Benediction, Kent Haruf. All of Haruf’s works are character driven, and while my favorite of his is probably Plainsong, this particular novel really wrenched my heart.
Texasville, Larry McMurtry. This novel (part two of the Thalia Trilogy) revisits some of the cast of The Last Picture Show, 33 years later. Set during the 1980s Texas oil bust, it’s both funny and melancholy.
In the Woods, Tana French. I could have picked any of French’s books, but I decided to pick her first one because it was the first one I read and it was also the first time I felt like everything I love about literary fiction had been married to everything that’s great about suspense.
Straight Man, Richard Russo. Again, I could have picked any of Russo’s books, but this is one of my favorite books of all time. If you like books about father-son relationships or dry-witted academics (among other things), then pick it up ASAP.
Lamb, Bonnie Nadzam. This one is not for the faint of heart, but Nadzam does such an amazing job showing what’s going on inside the head of David Lamb that it’s both frightening and mesmerizing.
Canada, Richard Ford.

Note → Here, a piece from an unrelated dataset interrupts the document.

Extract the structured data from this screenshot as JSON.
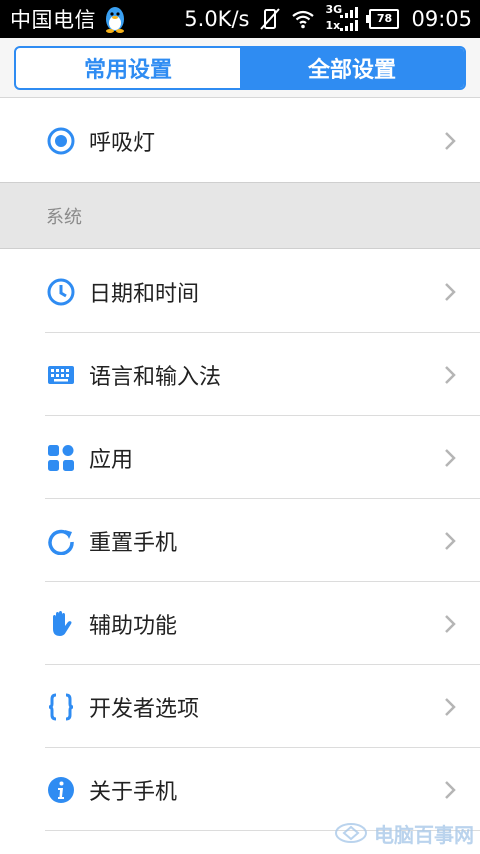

When Dell Parson’s parents are arrested for robbing a bank, he is estranged from his twin sister and exiled to Canada, where he works for a man with a dark secret. I read this on a whim and loved every second of it.

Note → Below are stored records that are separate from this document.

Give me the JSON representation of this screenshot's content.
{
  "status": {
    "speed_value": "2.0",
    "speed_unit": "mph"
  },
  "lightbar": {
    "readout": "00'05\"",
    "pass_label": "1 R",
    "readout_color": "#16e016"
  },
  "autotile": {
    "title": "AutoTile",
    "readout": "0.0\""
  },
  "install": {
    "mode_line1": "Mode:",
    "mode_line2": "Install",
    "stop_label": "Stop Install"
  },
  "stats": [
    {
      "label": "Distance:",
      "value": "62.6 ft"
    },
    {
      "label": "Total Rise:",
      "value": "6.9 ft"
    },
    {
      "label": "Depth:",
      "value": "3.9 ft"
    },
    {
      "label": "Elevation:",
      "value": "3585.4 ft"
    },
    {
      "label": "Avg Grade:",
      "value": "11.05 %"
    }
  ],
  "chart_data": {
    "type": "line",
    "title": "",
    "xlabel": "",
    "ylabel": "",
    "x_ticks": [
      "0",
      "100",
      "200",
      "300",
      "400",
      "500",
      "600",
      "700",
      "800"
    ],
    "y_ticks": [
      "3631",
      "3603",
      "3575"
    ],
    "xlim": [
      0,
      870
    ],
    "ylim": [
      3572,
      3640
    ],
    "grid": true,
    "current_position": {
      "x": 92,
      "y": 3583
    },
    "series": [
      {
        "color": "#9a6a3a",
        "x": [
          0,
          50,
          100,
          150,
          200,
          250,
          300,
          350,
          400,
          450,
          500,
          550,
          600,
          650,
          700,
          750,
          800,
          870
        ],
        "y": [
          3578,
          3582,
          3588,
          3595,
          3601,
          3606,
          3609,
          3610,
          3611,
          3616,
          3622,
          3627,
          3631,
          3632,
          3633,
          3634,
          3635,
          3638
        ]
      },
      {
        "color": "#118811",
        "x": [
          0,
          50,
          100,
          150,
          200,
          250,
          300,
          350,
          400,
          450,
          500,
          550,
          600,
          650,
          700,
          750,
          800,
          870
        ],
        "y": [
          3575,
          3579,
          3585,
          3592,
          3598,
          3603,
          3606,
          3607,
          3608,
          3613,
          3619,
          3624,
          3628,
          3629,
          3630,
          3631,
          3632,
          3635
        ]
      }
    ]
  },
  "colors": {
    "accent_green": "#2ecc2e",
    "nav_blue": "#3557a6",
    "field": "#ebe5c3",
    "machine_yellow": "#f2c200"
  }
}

The Sisters Brothers, Patrick deWitt. The Sisters brothers are assassins sent to kill a man who has invented a way to discover and steal gold from their boss. It’s a love story about two brothers, it’s a Western, and it’s darkly and awesomely funny.
You Are One of Them, Elliott Holt. What if your best friend disappeared? What if you had defined yourself around that disappearance, and then you learned it might not be true? This is an unusual coming-of-age story that I thoroughly intend to read again.
Olive Kitteridge, Elizabeth Strout. this is more a novel in stories, all which center around the central character of Olive Kitteridge, who lives in Crosby, Maine. Her story is told mostly through the eyes of the relatives and townspeople who know her.
The Dart League King, Keith Lee Morris. I’m big on stories about sad-sacks with big dreams. Russell Harmon is getting ready for his dart league to play its final championship game of the season, and he’s banking on more than a trophy if he wins. This book has so much more than meets the eye, and I wish I could get it into the hands of more people.
*images and links from powells.com and Wikipedia